Exercise requirements →
Return the entries below word for word; no images should appear in the copy.

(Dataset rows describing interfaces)
● ● ●

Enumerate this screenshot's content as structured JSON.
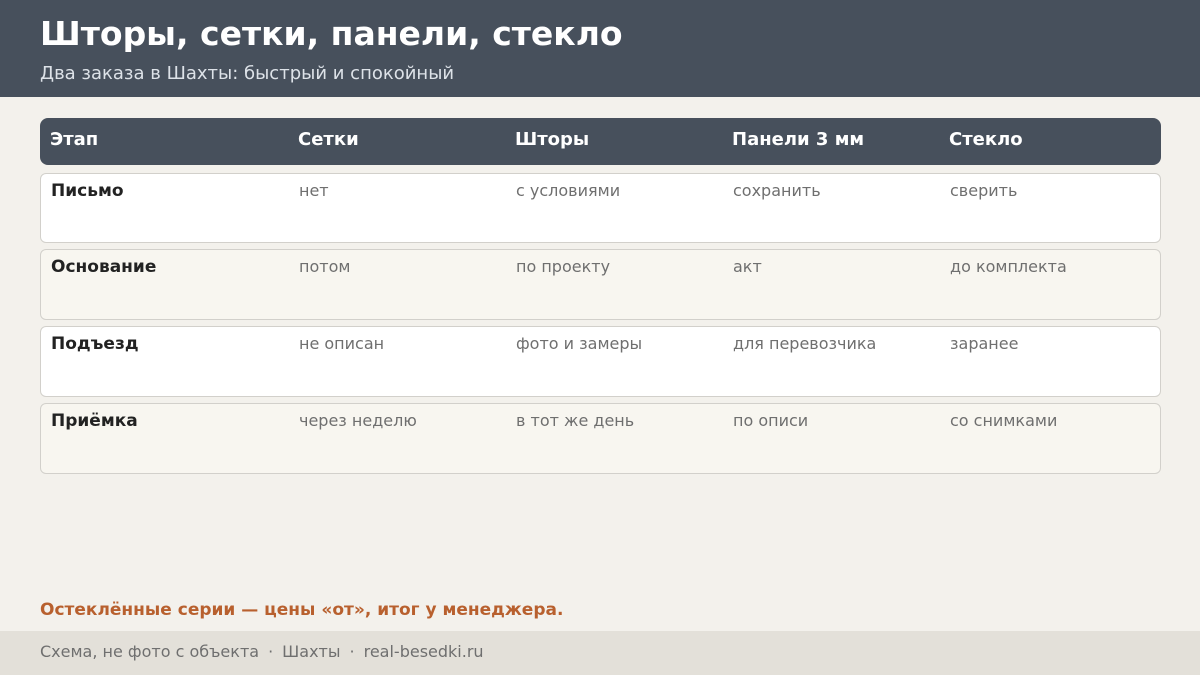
{
  "header": {
    "title": "Шторы, сетки, панели, стекло",
    "subtitle": "Два заказа в Шахты: быстрый и спокойный"
  },
  "table": {
    "columns": [
      "Этап",
      "Сетки",
      "Шторы",
      "Панели 3 мм",
      "Стекло"
    ],
    "rows": [
      [
        "Письмо",
        "нет",
        "с условиями",
        "сохранить",
        "сверить"
      ],
      [
        "Основание",
        "потом",
        "по проекту",
        "акт",
        "до комплекта"
      ],
      [
        "Подъезд",
        "не описан",
        "фото и замеры",
        "для перевозчика",
        "заранее"
      ],
      [
        "Приёмка",
        "через неделю",
        "в тот же день",
        "по описи",
        "со снимками"
      ]
    ]
  },
  "note": "Остеклённые серии — цены «от», итог у менеджера.",
  "footer": {
    "items": [
      "Схема, не фото с объекта",
      "Шахты",
      "real-besedki.ru"
    ],
    "separator": "·"
  }
}
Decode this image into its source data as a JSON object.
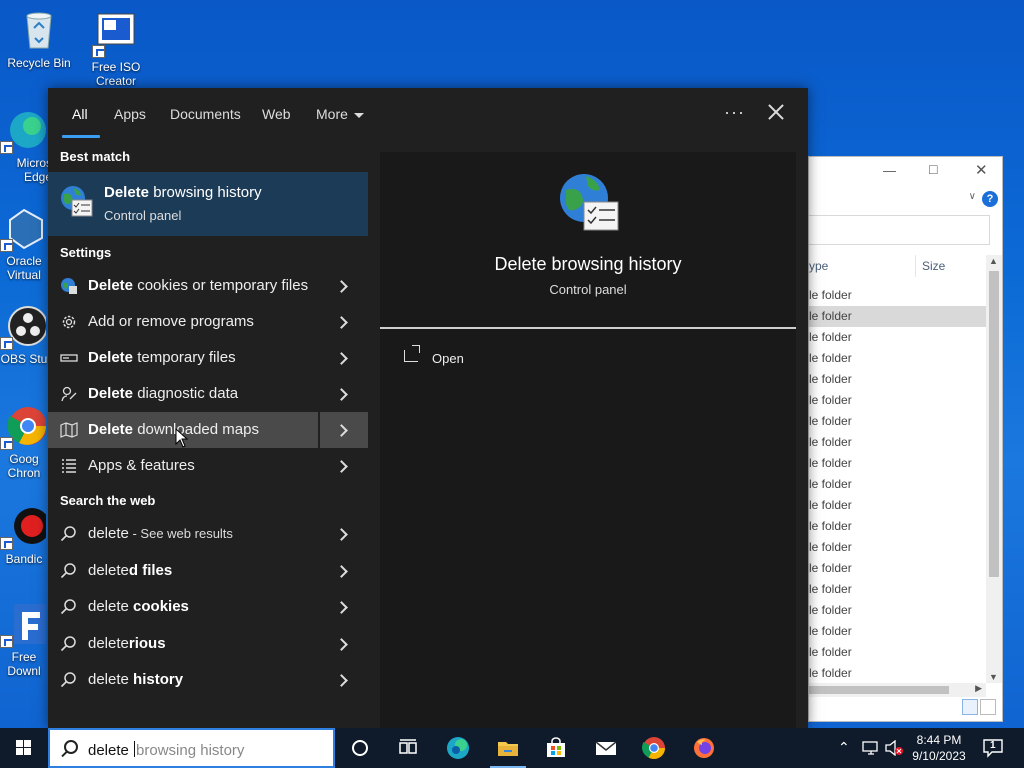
{
  "desktop": {
    "icons": [
      {
        "label": "Recycle Bin"
      },
      {
        "label": "Free ISO Creator"
      },
      {
        "label": "Micros Edge"
      },
      {
        "label": "Oracle Virtual"
      },
      {
        "label": "OBS Stu"
      },
      {
        "label": "Goog Chron"
      },
      {
        "label": "Bandic"
      },
      {
        "label": "Free Downl"
      }
    ]
  },
  "explorer": {
    "header_type": "ype",
    "header_size": "Size",
    "row_label": "le folder",
    "row_count": 19,
    "selected_row": 1
  },
  "search": {
    "tabs": [
      {
        "label": "All",
        "active": true
      },
      {
        "label": "Apps"
      },
      {
        "label": "Documents"
      },
      {
        "label": "Web"
      },
      {
        "label": "More"
      }
    ],
    "more_icon": "ellipsis-icon",
    "best_match_heading": "Best match",
    "best_match": {
      "title_bold": "Delete",
      "title_rest": " browsing history",
      "subtitle": "Control panel"
    },
    "settings_heading": "Settings",
    "settings_items": [
      {
        "bold": "Delete",
        "rest": " cookies or temporary files",
        "icon": "globe-settings-icon"
      },
      {
        "bold": "",
        "rest": "Add or remove programs",
        "icon": "gear-icon"
      },
      {
        "bold": "Delete",
        "rest": " temporary files",
        "icon": "storage-icon"
      },
      {
        "bold": "Delete",
        "rest": " diagnostic data",
        "icon": "feedback-icon"
      },
      {
        "bold": "Delete",
        "rest": " downloaded maps",
        "icon": "map-icon"
      },
      {
        "bold": "",
        "rest": "Apps & features",
        "icon": "list-icon"
      }
    ],
    "web_heading": "Search the web",
    "web_items": [
      {
        "normal": "delete",
        "bold": "",
        "small": " - See web results"
      },
      {
        "normal": "delete",
        "bold": "d files",
        "small": ""
      },
      {
        "normal": "delete",
        "bold": " cookies",
        "small": ""
      },
      {
        "normal": "delete",
        "bold": "rious",
        "small": ""
      },
      {
        "normal": "delete",
        "bold": " history",
        "small": ""
      }
    ],
    "preview": {
      "title": "Delete browsing history",
      "subtitle": "Control panel",
      "open_label": "Open"
    }
  },
  "taskbar": {
    "search_typed": "delete ",
    "search_suggestion": "browsing history",
    "time": "8:44 PM",
    "date": "9/10/2023",
    "notification_count": "1",
    "accent": "#2f7fe0"
  }
}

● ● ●

Answer →
Enumerate this screenshot's content as structured JSON.
{
  "header": {
    "title": "Шторы, сетки, панели, стекло",
    "subtitle": "Два заказа в Шахты: быстрый и спокойный"
  },
  "table": {
    "columns": [
      "Этап",
      "Сетки",
      "Шторы",
      "Панели 3 мм",
      "Стекло"
    ],
    "rows": [
      [
        "Письмо",
        "нет",
        "с условиями",
        "сохранить",
        "сверить"
      ],
      [
        "Основание",
        "потом",
        "по проекту",
        "акт",
        "до комплекта"
      ],
      [
        "Подъезд",
        "не описан",
        "фото и замеры",
        "для перевозчика",
        "заранее"
      ],
      [
        "Приёмка",
        "через неделю",
        "в тот же день",
        "по описи",
        "со снимками"
      ]
    ]
  },
  "note": "Остеклённые серии — цены «от», итог у менеджера.",
  "footer": {
    "items": [
      "Схема, не фото с объекта",
      "Шахты",
      "real-besedki.ru"
    ],
    "separator": "·"
  }
}
Decode this image into its source data as a JSON object.
{
  "desktop": {
    "icons": [
      {
        "label": "Recycle Bin"
      },
      {
        "label": "Free ISO Creator"
      },
      {
        "label": "Micros Edge"
      },
      {
        "label": "Oracle Virtual"
      },
      {
        "label": "OBS Stu"
      },
      {
        "label": "Goog Chron"
      },
      {
        "label": "Bandic"
      },
      {
        "label": "Free Downl"
      }
    ]
  },
  "explorer": {
    "header_type": "ype",
    "header_size": "Size",
    "row_label": "le folder",
    "row_count": 19,
    "selected_row": 1
  },
  "search": {
    "tabs": [
      {
        "label": "All",
        "active": true
      },
      {
        "label": "Apps"
      },
      {
        "label": "Documents"
      },
      {
        "label": "Web"
      },
      {
        "label": "More"
      }
    ],
    "more_icon": "ellipsis-icon",
    "best_match_heading": "Best match",
    "best_match": {
      "title_bold": "Delete",
      "title_rest": " browsing history",
      "subtitle": "Control panel"
    },
    "settings_heading": "Settings",
    "settings_items": [
      {
        "bold": "Delete",
        "rest": " cookies or temporary files",
        "icon": "globe-settings-icon"
      },
      {
        "bold": "",
        "rest": "Add or remove programs",
        "icon": "gear-icon"
      },
      {
        "bold": "Delete",
        "rest": " temporary files",
        "icon": "storage-icon"
      },
      {
        "bold": "Delete",
        "rest": " diagnostic data",
        "icon": "feedback-icon"
      },
      {
        "bold": "Delete",
        "rest": " downloaded maps",
        "icon": "map-icon"
      },
      {
        "bold": "",
        "rest": "Apps & features",
        "icon": "list-icon"
      }
    ],
    "web_heading": "Search the web",
    "web_items": [
      {
        "normal": "delete",
        "bold": "",
        "small": " - See web results"
      },
      {
        "normal": "delete",
        "bold": "d files",
        "small": ""
      },
      {
        "normal": "delete",
        "bold": " cookies",
        "small": ""
      },
      {
        "normal": "delete",
        "bold": "rious",
        "small": ""
      },
      {
        "normal": "delete",
        "bold": " history",
        "small": ""
      }
    ],
    "preview": {
      "title": "Delete browsing history",
      "subtitle": "Control panel",
      "open_label": "Open"
    }
  },
  "taskbar": {
    "search_typed": "delete ",
    "search_suggestion": "browsing history",
    "time": "8:44 PM",
    "date": "9/10/2023",
    "notification_count": "1",
    "accent": "#2f7fe0"
  }
}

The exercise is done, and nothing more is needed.